Supporting students to enter and practitioners to adapt to the new destinaton management landscape
25th October 2016
The introduction of a practitioner/HE summit as part of this year’s Annual Convention has so far received a thumbs up from those who attended, rated Excellent or Very Good by 93% of delegates who have so far responded to the feedback survey. A practitioner commented: “this worked really well. The room was perfect – just the right size creating a positive environment for discussion. Great speakers covering an interesting range of subjects”.
Intended to encourage dialogue between students, practitioners and lecturers, the event began with presentations from Prof. Adele Ladkin, TMI’s Paul Williams and Dr. Phil Long, before breaking into discussion groups to look at what industry wants from students, what students can do to prepare themselves for a career in tourism destination management and what do practitioners need/want in the way of professional development support in order to keep up to speed in the increasingly diverse landscape of contemporary destination management.
Key points to emerge from the discussions included:
Roles for TMI in enabling students to share their experiences of work placement and providing guidance for employers on managing work experience placements/volunteering; facilitating improved connections between graduates and industry through access to graduate level vacancies
A variety of suggestions for ways in which students can enhance their employability: build networks and keep CVs up to date; research the company/organisation; demonstrate enthusiasm and passion; evidence of reliability, as well as experience and track record.
The rich diversity of the contemporary destination management landscape means that rather than having a clearly defined, specific set of skills and knowledge, the modern destination management professional needs a flexible toolkit of differing and complementary skill sets and knowledge. This now includes creative skills for the digital era such as writing, copy editing and social media, as well as adapting strategic management, marketing and development to the broader range of destinations and products – cultural, gastronomic, historic/heritage, retail as well as rural, coastal, and urban.
How could TMI contribute? Practitioners wanted more and better access to materials and resources such as case studies and updates. For example, how much academic work was accessible to practitioners?
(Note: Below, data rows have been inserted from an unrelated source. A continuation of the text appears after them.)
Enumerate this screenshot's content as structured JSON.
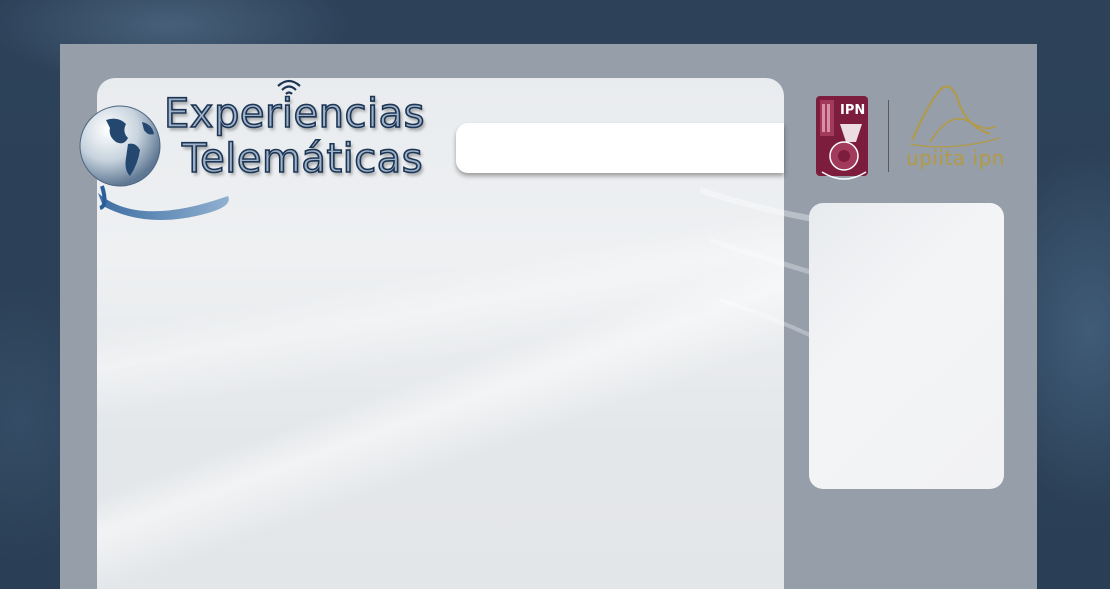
{
  "header": {
    "brand_line1": "Experiencias",
    "brand_line2": "Telemáticas",
    "logo_icon": "globe-wifi-icon"
  },
  "search": {
    "value": "",
    "placeholder": ""
  },
  "institutions": {
    "ipn_logo_icon": "ipn-shield-icon",
    "upiita_logo_icon": "upiita-logo-icon",
    "upiita_label": "upiita ipn"
  },
  "colors": {
    "page_background": "#2b4158",
    "frame": "#959ea9",
    "panel": "#e9ecef",
    "brand_text": "#9fb2c8",
    "brand_outline": "#1d3554",
    "ipn_maroon": "#7c1d3e",
    "upiita_gold": "#b39a45"
  }
}
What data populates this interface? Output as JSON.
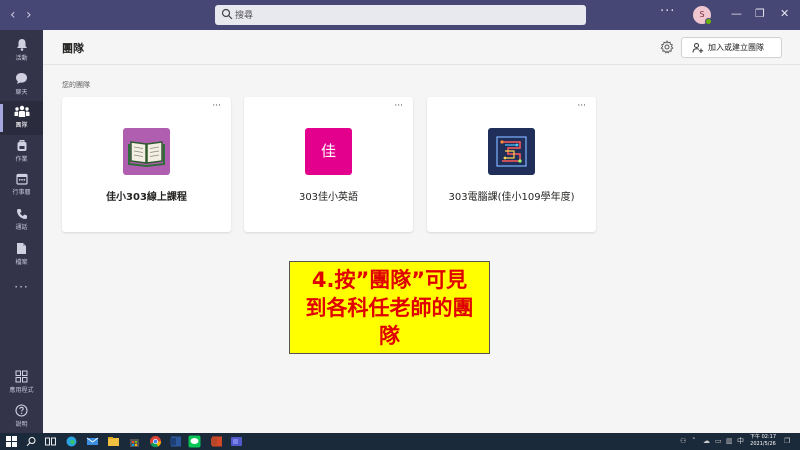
{
  "window": {
    "search_placeholder": "搜尋",
    "avatar_initial": "S",
    "nav_back": "‹",
    "nav_forward": "›",
    "more": "···",
    "minimize": "—",
    "restore": "❐",
    "close": "✕"
  },
  "rail": {
    "items": [
      {
        "label": "活動",
        "icon": "bell-icon"
      },
      {
        "label": "聊天",
        "icon": "chat-icon"
      },
      {
        "label": "團隊",
        "icon": "teams-icon",
        "active": true
      },
      {
        "label": "作業",
        "icon": "backpack-icon"
      },
      {
        "label": "行事曆",
        "icon": "calendar-icon"
      },
      {
        "label": "通話",
        "icon": "phone-icon"
      },
      {
        "label": "檔案",
        "icon": "file-icon"
      }
    ],
    "more": "···",
    "apps_label": "應用程式",
    "help_label": "說明"
  },
  "header": {
    "title": "團隊",
    "join_button": "加入或建立團隊"
  },
  "section_label": "您的團隊",
  "teams": [
    {
      "name": "佳小303線上課程",
      "tile_color": "#b05fb0",
      "icon": "book-icon",
      "more": "···"
    },
    {
      "name": "303佳小英語",
      "tile_color": "#e3008c",
      "tile_text": "佳",
      "more": "···"
    },
    {
      "name": "303電腦課(佳小109學年度)",
      "tile_color": "#1f2f5a",
      "icon": "circuit-icon",
      "more": "···"
    }
  ],
  "annotation": {
    "lines": [
      "4.按”團隊”可見",
      "到各科任老師的團",
      "隊"
    ]
  },
  "taskbar": {
    "time": "下午 02:17",
    "date": "2021/5/26",
    "tray_language": "中",
    "tray_notification": "❐"
  },
  "colors": {
    "titlebar": "#464775",
    "rail": "#33344a",
    "accent": "#a6a7dc",
    "annotation_bg": "#ffff00",
    "annotation_text": "#e00000"
  }
}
There was also mention of a role for TMI in encouraging or providing a mentoring service or at least facilitating more direct exchange of experience and best practice.
So what can/should TMI be doing? What do you do to keep yourself up to date? How do you make time for your own professional development?